Advice columns and technological solutions for freelancers are everywhere. Time management systems. Project management programs. Productivity apps. Articles about Finding Your Motivation and Tackling Procrastination. In fact, it would be pretty easy to procrastinate full-time by reading all those articles about how not to.
But if the plethora of advice is bewildering and you don’t have time to investigate all those apps and hacks that, er… claim to save you time, I’m here to suggest a simple three-step solution that requires nothing more sophisticated than a pen, a notebook and/or diary, and a little thinking time: Plan, Do, Review.
Plan your week and plan your day. Know your deadlines, break your projects down into a logical sequence of smaller tasks, estimate how long each task will take, and allocate the time needed to complete them.
Yes, you could spend time attaching tags, colours and priority codes as you feed in every detail to a productivity app. But have you ever considered how long it takes to inform your app of what you already know – that the proofreading job for Sally is due in two days time and will take around five hours? I guarantee that inputting that information into your app would have taken longer than typing that sentence, although it contains the same information.
When you plan your work time like this, it should be easy to ensure that each time you sit down to work, you’ve got a clear idea of what you want to achieve in that session – meaning you don’t need to dither about what to do next, and that you’re less likely to procrastinate.
“Try not. Do… or do not. There is no try.”
So said Yoda – and he had a point. How many articles do you need to read about other people’s procrastination problems and how they tackle them? Preferably, not so many that it becomes a form of procrastination in itself!

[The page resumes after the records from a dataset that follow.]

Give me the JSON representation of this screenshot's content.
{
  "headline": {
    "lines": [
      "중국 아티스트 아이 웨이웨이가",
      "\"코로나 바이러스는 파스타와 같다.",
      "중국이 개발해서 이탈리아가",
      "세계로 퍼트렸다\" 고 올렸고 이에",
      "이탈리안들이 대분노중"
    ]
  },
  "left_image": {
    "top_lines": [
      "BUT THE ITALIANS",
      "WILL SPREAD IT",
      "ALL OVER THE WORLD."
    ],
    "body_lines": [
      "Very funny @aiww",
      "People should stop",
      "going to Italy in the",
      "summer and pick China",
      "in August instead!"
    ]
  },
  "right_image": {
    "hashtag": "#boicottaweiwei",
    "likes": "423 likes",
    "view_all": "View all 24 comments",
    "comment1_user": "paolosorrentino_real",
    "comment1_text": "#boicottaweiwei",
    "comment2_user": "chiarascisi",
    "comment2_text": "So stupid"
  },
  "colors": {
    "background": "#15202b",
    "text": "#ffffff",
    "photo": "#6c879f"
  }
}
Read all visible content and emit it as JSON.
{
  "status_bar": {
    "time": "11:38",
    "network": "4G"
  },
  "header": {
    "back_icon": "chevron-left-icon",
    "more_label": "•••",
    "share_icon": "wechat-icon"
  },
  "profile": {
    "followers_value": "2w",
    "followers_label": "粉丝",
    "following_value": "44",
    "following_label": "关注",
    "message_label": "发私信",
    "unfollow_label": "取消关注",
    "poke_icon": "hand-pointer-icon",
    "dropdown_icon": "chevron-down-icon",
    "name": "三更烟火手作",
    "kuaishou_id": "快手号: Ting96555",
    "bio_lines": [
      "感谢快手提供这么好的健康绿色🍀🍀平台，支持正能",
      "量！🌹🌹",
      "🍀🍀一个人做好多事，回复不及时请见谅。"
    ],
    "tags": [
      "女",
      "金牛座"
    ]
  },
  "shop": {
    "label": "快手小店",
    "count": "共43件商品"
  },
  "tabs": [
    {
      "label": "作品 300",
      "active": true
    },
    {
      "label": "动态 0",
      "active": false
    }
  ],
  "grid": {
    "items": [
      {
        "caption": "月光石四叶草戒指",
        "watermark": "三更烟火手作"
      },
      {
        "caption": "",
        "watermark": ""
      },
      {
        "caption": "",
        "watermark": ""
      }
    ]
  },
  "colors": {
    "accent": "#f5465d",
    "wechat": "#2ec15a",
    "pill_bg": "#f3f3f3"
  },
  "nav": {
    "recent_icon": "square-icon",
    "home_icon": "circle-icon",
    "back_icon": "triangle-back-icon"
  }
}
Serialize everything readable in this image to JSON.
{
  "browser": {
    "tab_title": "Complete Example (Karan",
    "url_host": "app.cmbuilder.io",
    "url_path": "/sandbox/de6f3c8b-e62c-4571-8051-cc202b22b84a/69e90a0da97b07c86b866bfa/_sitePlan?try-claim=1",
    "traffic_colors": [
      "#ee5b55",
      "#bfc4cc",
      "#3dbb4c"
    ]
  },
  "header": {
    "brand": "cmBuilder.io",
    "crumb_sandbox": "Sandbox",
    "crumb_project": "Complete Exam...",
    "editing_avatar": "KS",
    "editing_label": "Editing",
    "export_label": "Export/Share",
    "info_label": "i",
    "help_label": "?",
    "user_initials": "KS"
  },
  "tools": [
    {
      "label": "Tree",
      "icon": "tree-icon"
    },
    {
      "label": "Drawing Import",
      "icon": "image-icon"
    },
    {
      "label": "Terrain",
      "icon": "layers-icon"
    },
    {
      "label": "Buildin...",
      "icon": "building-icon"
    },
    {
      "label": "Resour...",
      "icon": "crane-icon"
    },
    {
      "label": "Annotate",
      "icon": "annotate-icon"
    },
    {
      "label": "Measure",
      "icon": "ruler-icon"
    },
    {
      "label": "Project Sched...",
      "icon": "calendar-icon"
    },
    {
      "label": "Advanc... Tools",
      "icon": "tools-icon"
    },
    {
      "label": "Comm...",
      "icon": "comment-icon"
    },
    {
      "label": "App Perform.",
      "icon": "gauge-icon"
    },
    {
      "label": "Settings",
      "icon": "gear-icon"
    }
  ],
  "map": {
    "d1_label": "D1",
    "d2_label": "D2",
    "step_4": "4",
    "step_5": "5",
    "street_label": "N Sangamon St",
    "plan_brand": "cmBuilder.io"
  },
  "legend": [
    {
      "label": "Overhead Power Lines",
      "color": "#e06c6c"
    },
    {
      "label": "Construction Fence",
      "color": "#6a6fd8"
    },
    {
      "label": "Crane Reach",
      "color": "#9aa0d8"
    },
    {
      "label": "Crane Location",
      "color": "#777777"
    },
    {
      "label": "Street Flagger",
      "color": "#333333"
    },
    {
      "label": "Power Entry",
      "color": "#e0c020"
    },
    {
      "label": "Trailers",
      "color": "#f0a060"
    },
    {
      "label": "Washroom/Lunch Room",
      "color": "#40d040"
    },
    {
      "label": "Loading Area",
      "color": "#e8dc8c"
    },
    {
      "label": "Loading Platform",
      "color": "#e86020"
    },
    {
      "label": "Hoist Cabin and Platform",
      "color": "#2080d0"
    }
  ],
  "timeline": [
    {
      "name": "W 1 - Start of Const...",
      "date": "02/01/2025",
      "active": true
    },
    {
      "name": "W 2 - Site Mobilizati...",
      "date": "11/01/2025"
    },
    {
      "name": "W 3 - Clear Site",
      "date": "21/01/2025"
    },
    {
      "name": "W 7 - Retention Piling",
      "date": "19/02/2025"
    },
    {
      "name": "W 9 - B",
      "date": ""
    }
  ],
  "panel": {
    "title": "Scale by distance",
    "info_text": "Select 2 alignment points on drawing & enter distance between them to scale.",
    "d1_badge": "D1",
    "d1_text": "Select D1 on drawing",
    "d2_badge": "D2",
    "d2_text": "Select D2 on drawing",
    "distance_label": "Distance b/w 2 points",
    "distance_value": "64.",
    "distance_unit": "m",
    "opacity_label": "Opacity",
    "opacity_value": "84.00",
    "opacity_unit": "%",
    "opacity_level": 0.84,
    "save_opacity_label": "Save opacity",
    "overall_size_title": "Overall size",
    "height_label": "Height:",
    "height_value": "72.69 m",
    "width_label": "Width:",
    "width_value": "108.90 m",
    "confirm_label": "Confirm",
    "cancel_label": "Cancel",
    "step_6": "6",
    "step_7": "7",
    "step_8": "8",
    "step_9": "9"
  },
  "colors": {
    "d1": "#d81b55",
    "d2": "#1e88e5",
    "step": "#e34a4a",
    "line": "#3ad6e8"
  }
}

The chances are that deep down, you know exactly how, why and when you procrastinate – and you’ve read all those great articles with tips on how to overcome it (ahem!). So be a grown-up and get it sorted. You’re running a business here, and you’re the boss. Would you employ someone else if they were lazy, unmotivated and incapable of managing their time and meeting their deadlines? I think not!
You know what needs to be done and you know what your procrastination triggers are. Tackle those triggers – remove the phone from the room, use the Pomodoro Technique, make yourself work ‘office hours’ with standard tea breaks, whatever- and DO your work to the best of your ability when it’s work time. Playtime will be all the more sweet and guilt free if you do so.
Quickly and regularly reviewing your progress is not a waste of time; ultimately, it should save you time. You should review how things are going part way through the working day (lunchtime is usually ideal), at the end of the working day and at the end of your working week.
These reviews give you the chance to revise and adapt your work plan to take any extra tasks or problems into account. Did the research for Sally’s project take twice as long as you expected this morning? Then you need to change your plan now to account for the delay – working extra time or moving another project to ensure that you’re on track to complete Sally’s work.
Sticking slavishly to your original plan in the hope that everything will somehow get done makes no sense, so don’t be afraid to adapt as you go. I use a diary to plan out my work – often weeks or months in advance – but as other short-term tasks or non-work commitments crop up, extra notes and scribbles appear. That’s not a problem, but a sign of a work plan changing organically so that it best meets both my needs and the requirements of the people who hire me.
Remember: Don’t Waste Time on Time-Saving!
If time is of the essence, remember: don’t waste time on complicated methods of saving it! By all means take some leisure time to read articles on time management and try out productivity apps if you really want to, but don’t be fooled into believing you must use them, or be tempted to use your precious work time for these investigations.
If you want to get started right now, simply Plan, Do and Review – and you won’t go far wrong.